You’ve probably read plenty of web design advice or noticed some tips around the web, especially if you have any interest at all in customizing your own theme and creating your own graphics.
You want to create a kick-ass design yourself, but when you’re a beginner, where should you start? We’re asked that question all the time. There’s plenty of advice around the web, but much of it can be confusing, and the help you do find is often written for an advanced audience.
Every technique seems to require the knowledge of another one – and you realize that you have to have some fundamental understanding of the basics that many seasoned designers take for granted.
Starting Out in Design
Not long ago, anyone could pick up a pencil and a sketchpad and start creating. That’s how I got started. Most of my childhood was spent pouring over my dad’s art books from a correspondence course he’d taken before he went to college. I can still see them; those big three ring binders were full of everything I needed to know about drawing, painting and sculpting.
Those books taught me the basics of shape, form, color and composition, the building blocks of great design. This is the real beginning of designing your own art, to be honest. Without a solid understanding of composition and color, your work won’t shine the way you want it to.
But I’m going off on a tangent.
The point is that breaking into design isn’t like it used to be. Today, there is so much technology involved in designing for your site that you have to cross-train and know a little bit of everything. Design, development, and coding go hand in hand. You can specialize in one, but it’s good to know as much as you can about each.
What Tools Do I Need To Design?
What you really need is to start at the beginning and focus on one element at a time. If you have an idea of the result you want, break it down piece by piece instead of diving into the whole project. Otherwise, you’ll be expending energy running around in circles.
All web projects, whether full websites or simple banner ads, start with graphics. To create graphics, you need a program that allows you to resize and crop images, change colors and add text.
The most popular graphics programs are made by Adobe. Their Creative Suite 4 (or CS4) offers everything from Photoshop to high-end video editing (Premier). Here’s a quick rundown of each program:
Photoshop: This program is the designer’s workhorse. It allows you to manipulate digital images in ways limited only by the imagination. Use it to adjust color, erase sections of photos, add elements, and create depth through drop shadows or bevel effects. With additional plugins, you can create effects like chrome, fire, smoke and more.
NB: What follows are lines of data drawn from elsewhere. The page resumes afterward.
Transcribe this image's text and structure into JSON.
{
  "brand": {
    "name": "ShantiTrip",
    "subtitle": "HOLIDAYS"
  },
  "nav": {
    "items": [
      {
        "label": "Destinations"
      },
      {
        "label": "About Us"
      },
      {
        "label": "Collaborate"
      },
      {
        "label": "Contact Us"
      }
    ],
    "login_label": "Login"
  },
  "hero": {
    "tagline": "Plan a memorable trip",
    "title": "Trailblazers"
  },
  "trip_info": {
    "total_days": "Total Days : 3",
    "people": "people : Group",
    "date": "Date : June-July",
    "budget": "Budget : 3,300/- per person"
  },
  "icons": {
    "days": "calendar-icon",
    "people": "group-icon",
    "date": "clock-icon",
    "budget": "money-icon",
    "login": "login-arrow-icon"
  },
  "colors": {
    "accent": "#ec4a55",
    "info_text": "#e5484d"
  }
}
Adobe Illustrator: This program is a little more complex. Its main purpose is to create vector images, which are images based on shapes. Illustrator allows you to manipulate the lines, points, dots and curves used to create these images.
With a vector image, there are no pixels. The image can be enlarged and retain its integrity regardless of the size. If you’re creating flat, 2D images, like cartoons, Illustrator is your best bet.
Quark and InDesign: These two programs are very similar, and with good reason. Apple, the forerunner of many graphics programs, created Quark, and the program’s goal was to do layouts for magazines, brochures and now ebooks.
InDesign was Adobe’s answer to Quark, but Quark (available for both PC and Mac) is still the number-one choice for print houses when it comes to typesetting and layout.
Quark and InDesign cannot do what Photoshop does. You still need a program like Photoshop or Illustrator to create images used in Quark or InDesign. You can do some image manipulation with these two programs, but you can’t do it all.
Gimp:Adobe programs may be the best and most used, but they’re expensive. One of the most popular free Photoshop copycats is GIMP. The interface is different from Photoshop, but there is a free extension called GIMPshop to make the program resemble Photoshop’s interface
Alternative Solutions and Buyer Beware
If you decide you’d rather have the best programs than free versions, try searching Amazon for used or older versions. Many times, you can buy programs and software at discounted prices. They may not come with packaging or instruction manuals, though.
Be careful when shopping for programs this way. Some copies may be pirated versions, and you may not be able to upgrade to newer versions. Also, keep in mind that Adobe has tightened up on security so much that legitimate copies may be limited to one install per household.
If you’re a student, you may also qualify for Adobe’s discounted educational versions of their programs.
You can find hundreds of graphic tutorial sites on the web to learn practically anything you want to know. Two of the best are Abuzeedo and PSTuts. Layers Magazine also has a plethora of tutorial resources.
For design advice, Vandelay Design offer some great tips as well.
It takes a lot to create a website and there are tons of various programs, tools and terminology. Have you found a great little program that gets you the results you want? What about your first graphic design projects? Have you dabbled yet? How’d it go?